I loved my daily early morning walks past rice fields, streams, altars and temples. One day I found myself in a new and unknown area and came across an unassuming temple standing on a hill, the path leading to it a series of ascending steep steps lined with multiple red Torii gates.This small temple–whose name was written in Kanji, which meant I could not point it out again–was more unkempt than some of the other majestic temples that were laced through the streets and culture of Japan. The coins at the altar were the only evidence of its local worshipers. The small building was encircled by old trees, a precipice of an ancient forest. The birds were singing, yet all was silent.
As I walked amongst the trees time felt suspended. Colossal and august, these trees had been dictaphones of time. They had a palpable internal rhythm that reached out through their branches and leaves. The fragrant of earth and bark was overwhelming. Within this eternal pause I disappeared. I could simultaneously sense and feel each star and planet, each plant root system burrowing into the crust of the earth, each heartbeat, and the spin of each cell in my body. All boundaries disappeared, an ocean of everything and nothing. Life and death merged into an omnipresent fragrance. I will never know how long I was caught in the splice of time, I only knew that I did not want to leave or exit this moment.

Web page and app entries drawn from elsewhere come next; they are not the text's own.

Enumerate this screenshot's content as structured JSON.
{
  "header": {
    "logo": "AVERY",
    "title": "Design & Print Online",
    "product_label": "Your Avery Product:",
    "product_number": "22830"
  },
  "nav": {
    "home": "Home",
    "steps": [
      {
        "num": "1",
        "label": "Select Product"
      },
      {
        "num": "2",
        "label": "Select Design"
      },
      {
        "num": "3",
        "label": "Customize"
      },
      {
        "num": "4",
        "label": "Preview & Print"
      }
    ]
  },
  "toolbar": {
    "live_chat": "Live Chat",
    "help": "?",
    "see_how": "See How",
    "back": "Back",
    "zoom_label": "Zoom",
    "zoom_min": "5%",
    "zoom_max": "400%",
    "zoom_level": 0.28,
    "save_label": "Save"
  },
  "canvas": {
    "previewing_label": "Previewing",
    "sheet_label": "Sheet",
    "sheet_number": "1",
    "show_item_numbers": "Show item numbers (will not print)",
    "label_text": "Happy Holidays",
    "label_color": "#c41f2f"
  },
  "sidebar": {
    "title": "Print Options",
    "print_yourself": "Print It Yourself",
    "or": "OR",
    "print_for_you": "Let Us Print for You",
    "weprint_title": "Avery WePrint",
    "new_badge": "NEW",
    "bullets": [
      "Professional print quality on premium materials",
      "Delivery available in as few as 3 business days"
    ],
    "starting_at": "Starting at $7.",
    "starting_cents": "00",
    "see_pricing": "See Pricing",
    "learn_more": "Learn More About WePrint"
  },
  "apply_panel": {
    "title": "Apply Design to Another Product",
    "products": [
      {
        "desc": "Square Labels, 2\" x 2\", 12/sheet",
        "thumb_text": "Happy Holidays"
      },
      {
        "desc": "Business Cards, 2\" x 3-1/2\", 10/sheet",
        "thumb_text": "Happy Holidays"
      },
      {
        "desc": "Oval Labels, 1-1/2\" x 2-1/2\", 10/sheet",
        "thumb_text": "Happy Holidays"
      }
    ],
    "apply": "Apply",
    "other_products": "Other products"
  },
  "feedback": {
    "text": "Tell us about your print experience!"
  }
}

For the first time in my life I considered death, not because I wanted to give up life but because I wanted to give into it. Her beauty was so overwhelming and exquisite that I never wanted to be parted from her again. I wanted to join her. Partially my sense of place returned and I feverishly started to seek anything I could tie around my neck–a rope, a vine, a piece of fabric. I needed to hang from these majestic branches. In my death these trees would become my infinite friends. I scratched like a squirrel between the leaves and seed pods. I knew I could find a way, I just kept rummaging through soil and roots, but she was already pulling away; the ocean slowly froze over.
The last of the fragrance dissipated with the bark of a dog. In front of me a long lost friend emerged from the understory. His eyes a deep amber, his fur caked with dirt. When his dog nose touched my face I could smell his breath. Hints of fresh cut grass and rotten leaves. He whispered something in my ear in such a deep low pitch that only my spirit could pick it up. He disappeared just as fast as he came into being. Abrupt faraway barking slowly brought me back to where I was. Now just an ordinary forest on an ordinary hill but I left this place not in an ordinary state. In me was a mixture of the sweetness of life and the translucent words of my childhood guardian.